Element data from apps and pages

- - -

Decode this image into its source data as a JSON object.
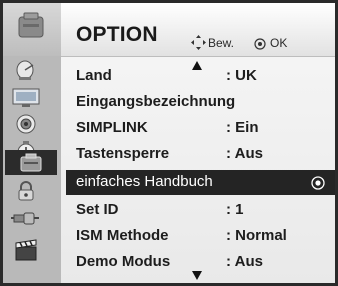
{
  "header": {
    "title": "OPTION",
    "move_hint": "Bew.",
    "ok_hint": "OK"
  },
  "sidebar": {
    "items": [
      {
        "icon": "tv-menu-icon"
      },
      {
        "icon": "satellite-dish-icon"
      },
      {
        "icon": "picture-icon"
      },
      {
        "icon": "audio-icon"
      },
      {
        "icon": "clock-icon"
      },
      {
        "icon": "option-icon"
      },
      {
        "icon": "lock-icon"
      },
      {
        "icon": "input-plug-icon"
      },
      {
        "icon": "media-clapper-icon"
      }
    ]
  },
  "menu": {
    "items": [
      {
        "label": "Land",
        "value": ": UK"
      },
      {
        "label": "Eingangsbezeichnung",
        "value": ""
      },
      {
        "label": "SIMPLINK",
        "value": ": Ein"
      },
      {
        "label": "Tastensperre",
        "value": ": Aus"
      },
      {
        "label": "einfaches Handbuch",
        "value": ""
      },
      {
        "label": "Set ID",
        "value": ": 1"
      },
      {
        "label": "ISM Methode",
        "value": ": Normal"
      },
      {
        "label": "Demo Modus",
        "value": ": Aus"
      }
    ],
    "selected_index": 4
  },
  "colors": {
    "selection": "#242424",
    "panel": "#f2f2f2",
    "sidebar": "#b9b9b9"
  }
}
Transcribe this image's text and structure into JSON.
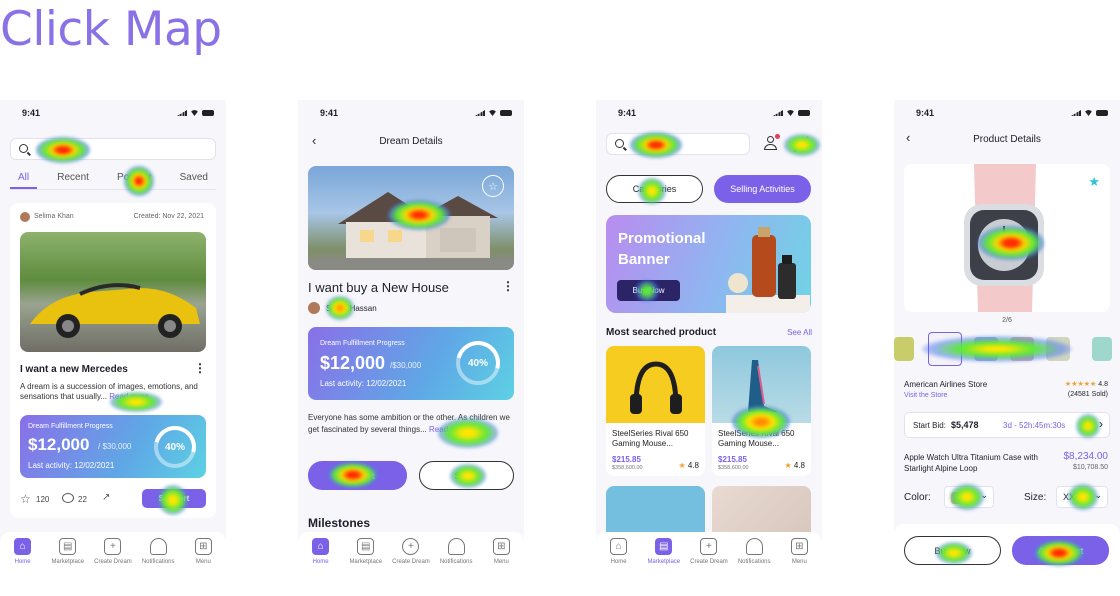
{
  "page_title": "Click Map",
  "status_time": "9:41",
  "nav": {
    "home": "Home",
    "marketplace": "Marketplace",
    "create": "Create Dream",
    "notifications": "Notifications",
    "menu": "Menu"
  },
  "screen1": {
    "tabs": [
      "All",
      "Recent",
      "Popular",
      "Saved"
    ],
    "author": "Selima Khan",
    "created": "Created: Nov 22, 2021",
    "card_title": "I want a new Mercedes",
    "card_desc": "A dream is a succession of images, emotions, and sensations that usually...",
    "read_more": "Read more",
    "progress_label": "Dream Fulfillment Progress",
    "amount": "$12,000",
    "amount_goal": "/ $30,000",
    "last_activity": "Last activity: 12/02/2021",
    "percent": "40%",
    "likes": "120",
    "comments": "22",
    "support": "Support"
  },
  "screen2": {
    "header": "Dream Details",
    "title": "I want buy a New House",
    "author": "Sarah Hassan",
    "progress_label": "Dream Fulfillment Progress",
    "amount": "$12,000",
    "amount_goal": "/$30,000",
    "last_activity": "Last activity: 12/02/2021",
    "percent": "40%",
    "desc": "Everyone has some ambition or the other. As children we get fascinated by several things...",
    "read_more": "Read more",
    "support": "Support",
    "share": "Share",
    "milestones": "Milestones"
  },
  "screen3": {
    "categories": "Categories",
    "selling": "Selling Activities",
    "banner_title": "Promotional Banner",
    "buy_now": "Buy Now",
    "section": "Most searched product",
    "see_all": "See All",
    "products": [
      {
        "name": "SteelSeries Rival 650 Gaming Mouse...",
        "price": "$215.85",
        "old": "$358,600.00",
        "rating": "4.8"
      },
      {
        "name": "SteelSeries Rival 650 Gaming Mouse...",
        "price": "$215.85",
        "old": "$358,600.00",
        "rating": "4.8"
      }
    ]
  },
  "screen4": {
    "header": "Product Details",
    "pager": "2/6",
    "store": "American Airlines Store",
    "visit": "Visit the Store",
    "rating": "4.8",
    "sold": "(24581 Sold)",
    "bid_label": "Start Bid:",
    "bid_value": "$5,478",
    "bid_time": "3d - 52h:45m:30s",
    "product": "Apple Watch Ultra Titanium Case with Starlight Alpine Loop",
    "price": "$8,234.00",
    "old_price": "$10,708.50",
    "color_label": "Color:",
    "size_label": "Size:",
    "size_value": "XXL",
    "buy_now": "Buy Now",
    "add_cart": "Add to Cart"
  },
  "colors": {
    "accent": "#7b61e8",
    "title": "#8a72e6"
  }
}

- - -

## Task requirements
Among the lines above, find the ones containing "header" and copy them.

## Your response
  "header": {
    "header": "Dream Details",
    "header": "Product Details",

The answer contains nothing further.